> [What to produce]:
What lines in the data hold the string "doing"? Show them.

Web page and app entries:
==========

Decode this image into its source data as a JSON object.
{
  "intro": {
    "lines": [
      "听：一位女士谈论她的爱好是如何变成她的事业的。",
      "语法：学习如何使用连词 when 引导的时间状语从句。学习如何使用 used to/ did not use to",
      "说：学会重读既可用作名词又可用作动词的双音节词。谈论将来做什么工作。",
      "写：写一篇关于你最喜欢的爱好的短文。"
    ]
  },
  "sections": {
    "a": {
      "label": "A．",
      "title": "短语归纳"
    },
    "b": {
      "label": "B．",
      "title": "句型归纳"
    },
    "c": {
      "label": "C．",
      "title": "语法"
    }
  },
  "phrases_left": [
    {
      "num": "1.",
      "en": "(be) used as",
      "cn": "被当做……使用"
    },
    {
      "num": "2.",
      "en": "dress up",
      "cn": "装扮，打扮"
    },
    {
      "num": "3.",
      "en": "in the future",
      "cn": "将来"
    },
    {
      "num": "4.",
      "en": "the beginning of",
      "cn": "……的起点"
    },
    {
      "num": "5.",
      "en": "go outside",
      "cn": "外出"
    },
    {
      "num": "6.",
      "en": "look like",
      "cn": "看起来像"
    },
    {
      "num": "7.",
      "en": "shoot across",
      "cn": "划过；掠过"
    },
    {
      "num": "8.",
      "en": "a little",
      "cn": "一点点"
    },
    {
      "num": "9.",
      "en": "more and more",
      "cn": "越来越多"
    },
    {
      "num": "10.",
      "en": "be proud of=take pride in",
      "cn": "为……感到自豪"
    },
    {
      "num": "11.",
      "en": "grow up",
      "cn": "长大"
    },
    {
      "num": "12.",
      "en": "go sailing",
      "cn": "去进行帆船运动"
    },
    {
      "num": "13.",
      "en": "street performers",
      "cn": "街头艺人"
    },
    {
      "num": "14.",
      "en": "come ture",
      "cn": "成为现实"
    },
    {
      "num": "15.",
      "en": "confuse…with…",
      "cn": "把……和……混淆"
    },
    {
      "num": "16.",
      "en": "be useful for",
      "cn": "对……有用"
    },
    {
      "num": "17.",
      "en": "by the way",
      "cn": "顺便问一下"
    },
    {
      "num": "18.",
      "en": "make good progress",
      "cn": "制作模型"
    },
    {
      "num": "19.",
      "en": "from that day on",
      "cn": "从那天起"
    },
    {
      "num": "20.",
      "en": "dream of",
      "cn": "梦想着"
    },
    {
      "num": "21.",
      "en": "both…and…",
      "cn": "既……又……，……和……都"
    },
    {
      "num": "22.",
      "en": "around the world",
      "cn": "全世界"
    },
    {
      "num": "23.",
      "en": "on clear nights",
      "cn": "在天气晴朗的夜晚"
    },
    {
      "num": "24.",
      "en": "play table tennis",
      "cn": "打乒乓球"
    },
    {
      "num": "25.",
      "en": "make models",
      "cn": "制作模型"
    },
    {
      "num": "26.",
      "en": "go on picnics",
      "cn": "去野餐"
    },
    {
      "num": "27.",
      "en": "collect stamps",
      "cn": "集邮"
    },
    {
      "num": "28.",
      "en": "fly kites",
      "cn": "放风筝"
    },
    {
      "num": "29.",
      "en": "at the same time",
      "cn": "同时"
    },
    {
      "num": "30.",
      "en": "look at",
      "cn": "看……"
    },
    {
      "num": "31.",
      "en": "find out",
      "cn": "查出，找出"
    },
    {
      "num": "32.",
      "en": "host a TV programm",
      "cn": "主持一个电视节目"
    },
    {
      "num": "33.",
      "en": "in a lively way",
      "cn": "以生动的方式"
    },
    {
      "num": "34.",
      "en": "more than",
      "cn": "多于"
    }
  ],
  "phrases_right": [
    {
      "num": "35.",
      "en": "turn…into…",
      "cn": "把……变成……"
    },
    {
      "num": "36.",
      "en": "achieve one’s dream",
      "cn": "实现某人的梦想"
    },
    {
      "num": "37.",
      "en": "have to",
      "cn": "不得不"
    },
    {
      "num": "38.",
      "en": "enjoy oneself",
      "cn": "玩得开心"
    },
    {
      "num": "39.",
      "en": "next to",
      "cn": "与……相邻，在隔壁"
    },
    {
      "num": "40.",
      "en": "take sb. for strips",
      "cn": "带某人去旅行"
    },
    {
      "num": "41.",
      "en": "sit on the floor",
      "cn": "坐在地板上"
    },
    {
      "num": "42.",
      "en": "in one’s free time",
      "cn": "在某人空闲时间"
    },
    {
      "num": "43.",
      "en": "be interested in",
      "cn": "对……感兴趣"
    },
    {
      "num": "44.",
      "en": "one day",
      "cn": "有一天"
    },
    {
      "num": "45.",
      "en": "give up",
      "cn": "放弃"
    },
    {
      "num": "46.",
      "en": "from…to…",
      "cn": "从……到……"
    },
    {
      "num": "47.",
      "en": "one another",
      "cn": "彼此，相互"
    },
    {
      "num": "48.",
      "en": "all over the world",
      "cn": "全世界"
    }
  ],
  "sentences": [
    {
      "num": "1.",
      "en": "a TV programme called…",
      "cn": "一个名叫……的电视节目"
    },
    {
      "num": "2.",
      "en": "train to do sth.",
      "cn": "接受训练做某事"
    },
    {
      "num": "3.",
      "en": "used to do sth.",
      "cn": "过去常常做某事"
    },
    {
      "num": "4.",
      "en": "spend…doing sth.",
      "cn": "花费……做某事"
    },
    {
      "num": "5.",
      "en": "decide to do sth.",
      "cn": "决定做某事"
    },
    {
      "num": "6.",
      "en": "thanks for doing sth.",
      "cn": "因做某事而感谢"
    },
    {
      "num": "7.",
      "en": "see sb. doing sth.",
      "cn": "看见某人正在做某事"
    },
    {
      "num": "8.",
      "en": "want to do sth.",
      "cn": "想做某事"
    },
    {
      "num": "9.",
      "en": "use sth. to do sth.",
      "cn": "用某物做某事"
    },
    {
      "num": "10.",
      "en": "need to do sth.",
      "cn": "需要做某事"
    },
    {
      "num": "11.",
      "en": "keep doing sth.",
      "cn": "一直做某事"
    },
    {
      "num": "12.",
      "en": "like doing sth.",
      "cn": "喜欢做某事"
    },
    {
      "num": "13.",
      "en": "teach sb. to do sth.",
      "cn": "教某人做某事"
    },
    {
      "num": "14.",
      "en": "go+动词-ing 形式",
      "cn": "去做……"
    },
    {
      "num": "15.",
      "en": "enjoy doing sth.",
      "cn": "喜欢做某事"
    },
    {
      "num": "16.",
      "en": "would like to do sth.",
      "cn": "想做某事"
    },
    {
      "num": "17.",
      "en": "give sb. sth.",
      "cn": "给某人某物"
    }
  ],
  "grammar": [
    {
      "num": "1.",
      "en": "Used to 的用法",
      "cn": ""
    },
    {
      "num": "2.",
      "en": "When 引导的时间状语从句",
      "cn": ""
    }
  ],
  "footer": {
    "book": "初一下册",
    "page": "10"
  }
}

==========

> [Task answer]:
      "en": "spend…doing sth.",
      "en": "thanks for doing sth.",
      "en": "see sb. doing sth.",
      "en": "keep doing sth.",
      "en": "like doing sth.",
      "en": "enjoy doing sth.",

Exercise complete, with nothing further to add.